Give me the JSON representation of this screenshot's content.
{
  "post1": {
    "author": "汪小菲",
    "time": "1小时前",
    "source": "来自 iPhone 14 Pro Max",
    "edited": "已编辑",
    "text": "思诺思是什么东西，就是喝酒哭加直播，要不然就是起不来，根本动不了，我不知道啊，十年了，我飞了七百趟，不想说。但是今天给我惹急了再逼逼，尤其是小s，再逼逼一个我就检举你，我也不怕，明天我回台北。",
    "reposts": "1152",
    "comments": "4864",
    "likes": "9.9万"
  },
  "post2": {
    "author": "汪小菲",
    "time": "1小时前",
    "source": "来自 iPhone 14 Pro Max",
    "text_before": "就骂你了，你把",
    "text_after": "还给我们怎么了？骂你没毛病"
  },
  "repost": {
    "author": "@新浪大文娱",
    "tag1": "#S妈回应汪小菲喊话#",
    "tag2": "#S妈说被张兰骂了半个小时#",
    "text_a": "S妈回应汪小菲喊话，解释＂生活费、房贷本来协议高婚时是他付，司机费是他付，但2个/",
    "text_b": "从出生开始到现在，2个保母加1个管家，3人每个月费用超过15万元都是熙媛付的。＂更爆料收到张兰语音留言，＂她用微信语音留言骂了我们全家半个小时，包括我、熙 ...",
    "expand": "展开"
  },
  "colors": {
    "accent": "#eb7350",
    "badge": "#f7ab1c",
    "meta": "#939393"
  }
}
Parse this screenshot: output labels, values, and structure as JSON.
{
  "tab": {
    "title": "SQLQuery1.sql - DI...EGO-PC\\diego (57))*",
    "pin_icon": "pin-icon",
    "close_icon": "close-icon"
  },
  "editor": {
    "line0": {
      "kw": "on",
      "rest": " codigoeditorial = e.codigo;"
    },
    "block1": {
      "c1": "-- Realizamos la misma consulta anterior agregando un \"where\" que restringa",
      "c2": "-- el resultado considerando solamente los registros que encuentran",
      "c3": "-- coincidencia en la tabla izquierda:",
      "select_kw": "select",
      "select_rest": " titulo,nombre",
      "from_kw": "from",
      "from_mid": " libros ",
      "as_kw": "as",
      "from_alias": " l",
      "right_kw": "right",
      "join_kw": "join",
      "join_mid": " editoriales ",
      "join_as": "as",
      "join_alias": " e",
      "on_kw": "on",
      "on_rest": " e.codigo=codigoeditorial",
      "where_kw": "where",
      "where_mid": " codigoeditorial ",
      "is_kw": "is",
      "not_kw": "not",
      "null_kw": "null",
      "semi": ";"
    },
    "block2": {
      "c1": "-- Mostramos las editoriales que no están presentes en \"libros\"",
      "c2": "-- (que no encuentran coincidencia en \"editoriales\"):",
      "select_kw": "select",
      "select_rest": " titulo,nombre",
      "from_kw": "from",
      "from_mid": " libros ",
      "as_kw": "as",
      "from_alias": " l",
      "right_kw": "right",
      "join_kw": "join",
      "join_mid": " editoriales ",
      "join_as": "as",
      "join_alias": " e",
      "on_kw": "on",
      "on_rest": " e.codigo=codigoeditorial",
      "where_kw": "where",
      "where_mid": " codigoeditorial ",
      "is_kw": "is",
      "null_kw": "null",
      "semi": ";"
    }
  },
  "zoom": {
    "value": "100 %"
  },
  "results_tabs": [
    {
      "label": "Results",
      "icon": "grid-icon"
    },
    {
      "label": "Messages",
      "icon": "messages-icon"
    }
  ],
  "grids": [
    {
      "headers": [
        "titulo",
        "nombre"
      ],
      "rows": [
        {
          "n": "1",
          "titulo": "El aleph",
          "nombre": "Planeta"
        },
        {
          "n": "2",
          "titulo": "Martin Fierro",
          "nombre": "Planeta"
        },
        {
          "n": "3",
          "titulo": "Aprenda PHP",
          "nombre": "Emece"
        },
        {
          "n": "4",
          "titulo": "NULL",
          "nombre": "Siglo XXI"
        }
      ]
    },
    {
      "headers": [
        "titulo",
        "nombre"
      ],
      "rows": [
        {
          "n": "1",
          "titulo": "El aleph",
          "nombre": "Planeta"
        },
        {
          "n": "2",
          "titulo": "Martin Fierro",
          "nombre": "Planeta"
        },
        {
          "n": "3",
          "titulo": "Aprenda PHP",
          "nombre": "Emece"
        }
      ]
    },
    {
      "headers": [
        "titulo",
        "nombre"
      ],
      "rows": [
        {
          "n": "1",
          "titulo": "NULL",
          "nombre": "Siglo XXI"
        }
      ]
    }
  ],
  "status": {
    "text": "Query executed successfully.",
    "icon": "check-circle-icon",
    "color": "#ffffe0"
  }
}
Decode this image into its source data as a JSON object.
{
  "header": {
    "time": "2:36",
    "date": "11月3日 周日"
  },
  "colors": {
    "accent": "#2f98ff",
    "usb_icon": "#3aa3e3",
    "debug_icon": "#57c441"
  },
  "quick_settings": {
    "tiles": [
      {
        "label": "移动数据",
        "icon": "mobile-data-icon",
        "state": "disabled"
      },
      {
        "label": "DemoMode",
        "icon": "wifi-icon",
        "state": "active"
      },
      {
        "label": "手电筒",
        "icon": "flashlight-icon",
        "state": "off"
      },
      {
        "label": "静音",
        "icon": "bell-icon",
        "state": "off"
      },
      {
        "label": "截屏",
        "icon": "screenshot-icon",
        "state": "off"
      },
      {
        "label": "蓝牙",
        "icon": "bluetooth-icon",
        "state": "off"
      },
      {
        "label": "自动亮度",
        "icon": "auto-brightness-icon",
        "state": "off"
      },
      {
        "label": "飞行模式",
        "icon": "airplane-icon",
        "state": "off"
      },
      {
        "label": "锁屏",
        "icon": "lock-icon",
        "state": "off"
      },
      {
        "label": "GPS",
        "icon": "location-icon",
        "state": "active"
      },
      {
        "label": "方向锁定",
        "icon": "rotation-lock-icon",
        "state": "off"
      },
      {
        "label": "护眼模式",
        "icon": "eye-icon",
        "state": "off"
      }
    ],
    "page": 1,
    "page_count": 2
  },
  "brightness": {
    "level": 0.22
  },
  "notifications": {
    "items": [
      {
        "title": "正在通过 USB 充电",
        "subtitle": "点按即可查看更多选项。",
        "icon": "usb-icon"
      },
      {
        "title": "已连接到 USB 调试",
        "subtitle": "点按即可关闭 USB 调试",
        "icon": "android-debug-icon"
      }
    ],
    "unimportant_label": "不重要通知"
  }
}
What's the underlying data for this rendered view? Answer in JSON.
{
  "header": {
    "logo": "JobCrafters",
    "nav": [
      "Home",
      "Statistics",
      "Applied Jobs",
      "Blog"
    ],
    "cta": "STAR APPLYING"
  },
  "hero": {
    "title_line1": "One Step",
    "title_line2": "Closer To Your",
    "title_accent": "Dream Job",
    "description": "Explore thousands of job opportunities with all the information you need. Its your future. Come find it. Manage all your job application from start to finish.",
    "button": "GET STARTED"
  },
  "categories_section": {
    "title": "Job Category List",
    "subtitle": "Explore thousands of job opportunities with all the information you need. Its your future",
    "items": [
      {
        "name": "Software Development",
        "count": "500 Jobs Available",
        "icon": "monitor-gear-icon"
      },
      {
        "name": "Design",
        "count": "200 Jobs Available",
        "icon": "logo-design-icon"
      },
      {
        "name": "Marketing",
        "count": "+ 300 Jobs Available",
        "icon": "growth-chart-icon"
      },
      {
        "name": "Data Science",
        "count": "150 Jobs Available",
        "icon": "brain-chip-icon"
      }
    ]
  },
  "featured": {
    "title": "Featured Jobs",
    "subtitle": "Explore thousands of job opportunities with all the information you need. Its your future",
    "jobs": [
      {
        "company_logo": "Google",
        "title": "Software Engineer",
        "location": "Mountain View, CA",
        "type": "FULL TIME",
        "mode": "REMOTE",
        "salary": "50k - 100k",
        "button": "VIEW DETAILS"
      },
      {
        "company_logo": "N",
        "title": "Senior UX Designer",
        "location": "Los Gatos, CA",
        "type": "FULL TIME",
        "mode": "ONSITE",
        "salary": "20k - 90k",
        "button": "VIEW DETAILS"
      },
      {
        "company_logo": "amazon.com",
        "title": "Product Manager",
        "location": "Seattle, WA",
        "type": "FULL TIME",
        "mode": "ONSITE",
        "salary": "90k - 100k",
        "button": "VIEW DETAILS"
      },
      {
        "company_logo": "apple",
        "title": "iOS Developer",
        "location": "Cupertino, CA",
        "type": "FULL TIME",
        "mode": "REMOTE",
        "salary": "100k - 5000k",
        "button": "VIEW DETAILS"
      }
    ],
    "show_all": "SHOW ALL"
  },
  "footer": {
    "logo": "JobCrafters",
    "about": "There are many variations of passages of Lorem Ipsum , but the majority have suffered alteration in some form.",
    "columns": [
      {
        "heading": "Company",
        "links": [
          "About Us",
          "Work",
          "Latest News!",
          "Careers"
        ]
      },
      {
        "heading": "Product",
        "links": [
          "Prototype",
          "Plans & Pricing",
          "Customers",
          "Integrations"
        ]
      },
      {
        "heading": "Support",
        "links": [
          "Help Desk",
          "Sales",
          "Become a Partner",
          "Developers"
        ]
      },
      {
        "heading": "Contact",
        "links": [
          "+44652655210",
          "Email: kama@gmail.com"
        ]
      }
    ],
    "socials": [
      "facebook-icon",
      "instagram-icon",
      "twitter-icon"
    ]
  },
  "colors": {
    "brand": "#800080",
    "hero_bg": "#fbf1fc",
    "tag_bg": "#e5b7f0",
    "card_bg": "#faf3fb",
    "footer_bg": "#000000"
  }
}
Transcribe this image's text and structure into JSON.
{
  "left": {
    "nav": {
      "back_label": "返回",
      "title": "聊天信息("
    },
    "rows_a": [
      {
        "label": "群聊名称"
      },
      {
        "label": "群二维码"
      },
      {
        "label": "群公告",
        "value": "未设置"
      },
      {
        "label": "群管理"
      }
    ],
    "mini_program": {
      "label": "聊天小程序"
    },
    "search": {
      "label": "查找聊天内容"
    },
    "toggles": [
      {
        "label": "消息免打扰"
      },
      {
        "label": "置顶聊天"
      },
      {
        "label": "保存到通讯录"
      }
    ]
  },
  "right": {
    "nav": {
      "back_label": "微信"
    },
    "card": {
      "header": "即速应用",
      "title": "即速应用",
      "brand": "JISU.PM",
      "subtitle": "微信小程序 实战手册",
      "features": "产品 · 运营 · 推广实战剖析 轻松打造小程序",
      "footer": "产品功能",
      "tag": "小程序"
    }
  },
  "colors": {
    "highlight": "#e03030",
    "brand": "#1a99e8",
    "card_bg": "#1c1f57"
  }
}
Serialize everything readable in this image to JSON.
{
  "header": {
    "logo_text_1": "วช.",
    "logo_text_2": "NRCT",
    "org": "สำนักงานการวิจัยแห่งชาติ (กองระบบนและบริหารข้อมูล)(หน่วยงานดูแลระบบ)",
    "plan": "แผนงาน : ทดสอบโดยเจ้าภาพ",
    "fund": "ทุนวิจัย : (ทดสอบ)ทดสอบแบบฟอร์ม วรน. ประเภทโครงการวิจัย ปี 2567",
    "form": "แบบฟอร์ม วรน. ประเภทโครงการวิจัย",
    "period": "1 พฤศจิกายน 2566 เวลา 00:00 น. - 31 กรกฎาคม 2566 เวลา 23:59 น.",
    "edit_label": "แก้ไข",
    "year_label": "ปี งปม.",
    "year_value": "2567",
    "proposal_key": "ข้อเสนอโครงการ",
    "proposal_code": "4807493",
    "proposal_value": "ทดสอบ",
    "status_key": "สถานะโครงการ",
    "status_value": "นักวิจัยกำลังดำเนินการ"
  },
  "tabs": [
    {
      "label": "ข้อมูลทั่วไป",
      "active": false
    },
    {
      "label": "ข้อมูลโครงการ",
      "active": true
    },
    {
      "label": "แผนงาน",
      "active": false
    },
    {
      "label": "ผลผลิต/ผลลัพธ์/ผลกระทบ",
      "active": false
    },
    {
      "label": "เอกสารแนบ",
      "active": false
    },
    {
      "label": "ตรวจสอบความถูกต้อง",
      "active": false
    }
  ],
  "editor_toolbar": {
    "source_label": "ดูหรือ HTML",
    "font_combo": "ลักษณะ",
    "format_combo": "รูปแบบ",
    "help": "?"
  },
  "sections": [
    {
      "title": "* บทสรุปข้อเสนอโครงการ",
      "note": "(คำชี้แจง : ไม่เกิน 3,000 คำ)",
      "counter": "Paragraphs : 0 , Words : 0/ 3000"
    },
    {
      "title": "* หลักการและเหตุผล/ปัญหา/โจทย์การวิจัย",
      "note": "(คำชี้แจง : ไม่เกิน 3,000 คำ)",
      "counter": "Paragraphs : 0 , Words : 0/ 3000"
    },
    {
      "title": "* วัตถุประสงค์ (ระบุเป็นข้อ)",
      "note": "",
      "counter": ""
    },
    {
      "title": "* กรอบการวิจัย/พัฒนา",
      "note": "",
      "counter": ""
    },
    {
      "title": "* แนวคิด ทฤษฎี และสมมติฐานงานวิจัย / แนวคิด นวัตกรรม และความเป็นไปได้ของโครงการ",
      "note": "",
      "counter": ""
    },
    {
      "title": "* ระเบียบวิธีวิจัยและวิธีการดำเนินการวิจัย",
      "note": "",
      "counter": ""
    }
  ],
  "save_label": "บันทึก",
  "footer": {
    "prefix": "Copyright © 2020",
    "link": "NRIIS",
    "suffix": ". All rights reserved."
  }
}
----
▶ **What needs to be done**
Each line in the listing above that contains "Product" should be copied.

▶ **Task solution**
        "title": "Product Manager",
        "heading": "Product",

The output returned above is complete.